John Millington Synge

Synge was born near Dublin in 1871 and died in 1909. He received his degree from Trinity College, Dublin, then went to Germany to study music and later to Paris, where he lived for several years working at literary criticism. Here, he met a compatriot, William Butler Yeats, who persuaded Synge to live for a while in the Aran Islands and then return to Dublin and devote himself to creative work. The Aran Islands (1907) is the journal of Synge's retreat among these primitive people.

The plays of Irish peasant life on which his fame rests were written in the last six years of his life.

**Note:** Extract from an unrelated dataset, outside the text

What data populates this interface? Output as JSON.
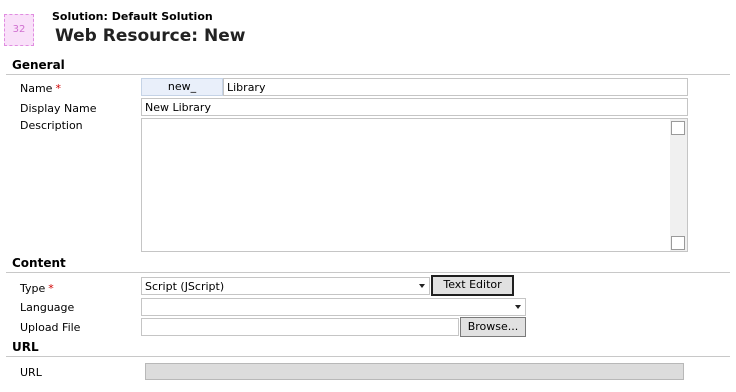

The first two one-act plays, In the Shadow of the Glen, (1903), a comedy, and Riders to the Sea (1904), considered one of the finest tragedies ever written, were produced by the Irish National Theatre Society. This group, with Synge, Yeats and Lady Gregory as co-directors, organized in 1904 the famous Abbey Theatre. Two comedies, The Well of the Saints (1905) and The Playboy of the Western World (1907), were presented by the Abbey players. The latter play created a furor of resentment among Irish patriots stung by Synge's bitter humor.

Synge's later works included The Tinker's Wedding, published in 1908 but not produced for fear of further riots, and Deirdre of the Sorrows, a tragedy unfinished at the time of his death but presented by the Abbey players in 1910.

Synge's Plays  |  Other Works  |  Biographies/Studies


Synge's Plays

Other Works


Related Sites

John Millington Synge

J.M. Synge Bio

Synge: Monologues

J.M. Synge: Poems

Related Playwrights

Samuel Beckett

Moonstruck Drama Bookstore  |  Theatre News  |  Theatre Links  |  Email Us